For instance, it is obvious that drinking wine is prohibited in the Qur'an. There is 100% certainty on that viewpoint.

However, it is not obvious that a marja' must be a man. This is more of a viewpoint that has been deduced based on assumptions about the ideal social role and nature of women, as well as some sideways derivations from texts. (Probably, the era and cultural environment of these discussions also had some effect.) That is, we don't have an ayah or hadith that specifically says "a woman cannot be a marja'" in the same way that the Qur'an says "do not drink wine". 

However, instead of understanding the process of how rulings are made, some Muslims start at the result and go backwards. That is, they take the ruling that "a woman cannot be a marja'" and then, from it, deduce all sorts of things about the role of a man or woman in society. This is a sort of layperson's error that comes from a pious but incomplete understanding of the Islamic scholarly tradition. 

So... the short answer is... yes, it is a common viewpoint that a woman may not be a marja'; however, one can also make a case that it doesn't matter if a marja' is a man or a woman. Perhaps, the dominant viewpoint on this may change in the next couple centuries.

This is all theoretical; it is unlikely, in the present day, that a woman will actually become a marja'. 

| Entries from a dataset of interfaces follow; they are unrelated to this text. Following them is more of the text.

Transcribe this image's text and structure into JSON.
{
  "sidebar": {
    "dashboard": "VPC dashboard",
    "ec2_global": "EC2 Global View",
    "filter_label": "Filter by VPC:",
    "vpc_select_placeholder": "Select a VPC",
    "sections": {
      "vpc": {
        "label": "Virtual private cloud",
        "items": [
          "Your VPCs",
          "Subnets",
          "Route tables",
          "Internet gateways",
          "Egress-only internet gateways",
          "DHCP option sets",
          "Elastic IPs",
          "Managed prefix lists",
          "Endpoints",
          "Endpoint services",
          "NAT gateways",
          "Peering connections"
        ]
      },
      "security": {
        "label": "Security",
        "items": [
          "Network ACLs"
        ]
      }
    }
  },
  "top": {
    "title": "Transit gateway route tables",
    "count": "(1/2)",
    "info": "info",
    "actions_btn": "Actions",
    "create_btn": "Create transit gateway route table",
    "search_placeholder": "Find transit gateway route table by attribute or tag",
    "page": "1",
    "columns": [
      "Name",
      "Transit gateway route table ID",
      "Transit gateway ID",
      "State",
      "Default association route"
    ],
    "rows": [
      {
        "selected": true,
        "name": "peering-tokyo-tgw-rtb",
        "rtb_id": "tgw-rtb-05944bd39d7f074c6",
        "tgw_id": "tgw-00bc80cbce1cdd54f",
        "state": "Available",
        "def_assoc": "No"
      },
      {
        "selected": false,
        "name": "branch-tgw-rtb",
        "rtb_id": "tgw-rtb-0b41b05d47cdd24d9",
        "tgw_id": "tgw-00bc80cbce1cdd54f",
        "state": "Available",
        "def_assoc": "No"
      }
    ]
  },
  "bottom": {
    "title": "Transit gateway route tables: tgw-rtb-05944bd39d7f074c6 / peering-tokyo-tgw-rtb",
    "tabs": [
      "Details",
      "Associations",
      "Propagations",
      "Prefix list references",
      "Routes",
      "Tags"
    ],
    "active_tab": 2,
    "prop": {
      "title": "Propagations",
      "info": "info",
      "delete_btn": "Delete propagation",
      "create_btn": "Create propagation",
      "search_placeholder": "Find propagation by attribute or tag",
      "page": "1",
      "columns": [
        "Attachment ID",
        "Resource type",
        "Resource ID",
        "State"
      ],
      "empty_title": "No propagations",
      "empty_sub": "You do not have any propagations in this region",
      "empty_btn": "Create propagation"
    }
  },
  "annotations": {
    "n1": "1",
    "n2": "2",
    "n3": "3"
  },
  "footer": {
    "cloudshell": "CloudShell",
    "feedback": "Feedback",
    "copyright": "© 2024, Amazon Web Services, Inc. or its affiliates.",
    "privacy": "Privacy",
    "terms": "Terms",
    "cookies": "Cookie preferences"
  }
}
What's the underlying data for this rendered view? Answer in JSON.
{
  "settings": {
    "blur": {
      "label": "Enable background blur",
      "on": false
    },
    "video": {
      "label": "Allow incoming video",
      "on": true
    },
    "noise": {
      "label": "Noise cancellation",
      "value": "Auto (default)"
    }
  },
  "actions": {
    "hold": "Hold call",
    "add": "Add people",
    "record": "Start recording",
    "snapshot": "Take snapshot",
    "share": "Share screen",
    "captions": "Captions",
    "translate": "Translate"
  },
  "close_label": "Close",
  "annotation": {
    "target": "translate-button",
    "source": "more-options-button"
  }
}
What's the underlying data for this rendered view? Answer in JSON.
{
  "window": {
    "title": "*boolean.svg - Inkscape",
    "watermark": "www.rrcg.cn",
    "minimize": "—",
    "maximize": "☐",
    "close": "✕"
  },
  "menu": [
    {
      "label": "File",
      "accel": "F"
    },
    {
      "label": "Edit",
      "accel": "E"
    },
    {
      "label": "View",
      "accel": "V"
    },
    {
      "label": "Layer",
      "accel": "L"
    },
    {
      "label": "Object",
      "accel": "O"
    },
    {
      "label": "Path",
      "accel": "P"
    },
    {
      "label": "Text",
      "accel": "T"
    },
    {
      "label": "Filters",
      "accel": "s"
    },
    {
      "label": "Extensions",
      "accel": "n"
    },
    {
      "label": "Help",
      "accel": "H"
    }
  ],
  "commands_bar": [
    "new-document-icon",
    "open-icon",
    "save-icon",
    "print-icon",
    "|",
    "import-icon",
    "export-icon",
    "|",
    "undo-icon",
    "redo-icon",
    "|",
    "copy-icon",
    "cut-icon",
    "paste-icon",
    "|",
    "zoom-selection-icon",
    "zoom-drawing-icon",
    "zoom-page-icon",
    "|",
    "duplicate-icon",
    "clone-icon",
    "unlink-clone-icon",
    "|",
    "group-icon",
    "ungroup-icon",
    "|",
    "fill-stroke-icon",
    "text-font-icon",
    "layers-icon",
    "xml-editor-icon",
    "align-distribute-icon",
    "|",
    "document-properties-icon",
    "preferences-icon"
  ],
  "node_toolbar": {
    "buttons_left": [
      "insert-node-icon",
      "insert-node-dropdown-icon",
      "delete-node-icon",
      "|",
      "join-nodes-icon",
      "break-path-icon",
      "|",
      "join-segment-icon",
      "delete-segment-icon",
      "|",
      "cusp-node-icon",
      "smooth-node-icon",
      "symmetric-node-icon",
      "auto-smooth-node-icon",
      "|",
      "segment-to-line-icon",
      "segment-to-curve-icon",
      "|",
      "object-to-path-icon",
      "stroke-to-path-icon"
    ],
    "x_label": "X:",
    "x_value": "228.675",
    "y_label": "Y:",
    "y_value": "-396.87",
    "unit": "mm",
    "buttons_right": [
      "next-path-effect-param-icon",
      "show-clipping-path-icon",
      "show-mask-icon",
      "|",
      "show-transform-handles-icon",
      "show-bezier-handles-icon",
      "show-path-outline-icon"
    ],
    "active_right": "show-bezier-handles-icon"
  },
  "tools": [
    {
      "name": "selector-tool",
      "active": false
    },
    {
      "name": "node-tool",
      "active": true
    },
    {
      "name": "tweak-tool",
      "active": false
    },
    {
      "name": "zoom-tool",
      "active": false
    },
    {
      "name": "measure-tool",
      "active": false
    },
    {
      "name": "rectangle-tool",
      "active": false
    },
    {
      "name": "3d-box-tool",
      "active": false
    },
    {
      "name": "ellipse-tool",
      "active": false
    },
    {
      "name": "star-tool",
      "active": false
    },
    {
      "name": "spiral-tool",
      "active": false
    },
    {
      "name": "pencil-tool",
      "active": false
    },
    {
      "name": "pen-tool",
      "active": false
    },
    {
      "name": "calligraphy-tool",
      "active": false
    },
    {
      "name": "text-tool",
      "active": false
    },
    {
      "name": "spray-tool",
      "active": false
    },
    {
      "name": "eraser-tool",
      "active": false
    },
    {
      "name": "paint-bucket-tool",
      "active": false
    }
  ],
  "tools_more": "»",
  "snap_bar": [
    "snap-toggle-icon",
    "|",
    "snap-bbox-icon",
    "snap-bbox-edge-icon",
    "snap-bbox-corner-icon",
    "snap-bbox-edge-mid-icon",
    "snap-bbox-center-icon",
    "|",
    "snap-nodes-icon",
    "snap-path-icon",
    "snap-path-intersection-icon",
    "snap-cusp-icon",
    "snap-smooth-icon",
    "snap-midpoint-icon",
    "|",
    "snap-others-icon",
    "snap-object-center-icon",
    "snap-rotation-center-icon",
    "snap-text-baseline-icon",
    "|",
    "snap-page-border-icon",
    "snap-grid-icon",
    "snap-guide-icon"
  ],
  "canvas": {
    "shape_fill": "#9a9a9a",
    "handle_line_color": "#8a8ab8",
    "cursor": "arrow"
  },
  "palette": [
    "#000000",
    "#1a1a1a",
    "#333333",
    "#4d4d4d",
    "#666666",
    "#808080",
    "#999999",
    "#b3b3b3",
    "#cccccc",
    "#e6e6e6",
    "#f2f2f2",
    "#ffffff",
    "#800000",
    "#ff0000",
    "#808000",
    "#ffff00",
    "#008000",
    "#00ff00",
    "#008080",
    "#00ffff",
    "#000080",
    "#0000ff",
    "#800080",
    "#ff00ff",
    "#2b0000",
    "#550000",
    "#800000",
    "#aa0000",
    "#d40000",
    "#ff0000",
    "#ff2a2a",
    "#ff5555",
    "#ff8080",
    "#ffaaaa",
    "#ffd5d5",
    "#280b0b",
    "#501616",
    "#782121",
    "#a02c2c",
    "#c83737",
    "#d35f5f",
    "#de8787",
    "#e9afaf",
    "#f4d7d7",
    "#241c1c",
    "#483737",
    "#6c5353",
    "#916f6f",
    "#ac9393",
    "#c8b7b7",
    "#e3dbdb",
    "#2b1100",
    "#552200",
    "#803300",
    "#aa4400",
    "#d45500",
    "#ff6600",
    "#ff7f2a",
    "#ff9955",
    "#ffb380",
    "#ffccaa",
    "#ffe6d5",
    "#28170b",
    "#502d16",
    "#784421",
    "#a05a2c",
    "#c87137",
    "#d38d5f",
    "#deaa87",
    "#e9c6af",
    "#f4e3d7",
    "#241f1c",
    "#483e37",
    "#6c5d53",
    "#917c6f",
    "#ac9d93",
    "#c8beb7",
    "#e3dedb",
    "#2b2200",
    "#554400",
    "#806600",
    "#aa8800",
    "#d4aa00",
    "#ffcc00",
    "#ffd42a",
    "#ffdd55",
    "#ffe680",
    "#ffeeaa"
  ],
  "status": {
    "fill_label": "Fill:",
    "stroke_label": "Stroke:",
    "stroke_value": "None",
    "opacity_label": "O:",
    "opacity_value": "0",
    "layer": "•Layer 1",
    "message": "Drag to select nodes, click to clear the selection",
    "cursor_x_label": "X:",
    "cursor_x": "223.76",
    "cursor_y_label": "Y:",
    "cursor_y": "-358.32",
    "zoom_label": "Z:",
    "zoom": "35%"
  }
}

As for how you wish to discuss that with the youth... that is a more challenging question. My personal approach to dealing with young people is to try to be as honest as possible; at the same time, if they are growing up as a minority, sometimes they really need the sense of solidity of everything in their faith being 100% certain and agreed upon, at least up until a certain age. Perhaps someone else may be able to advise on this.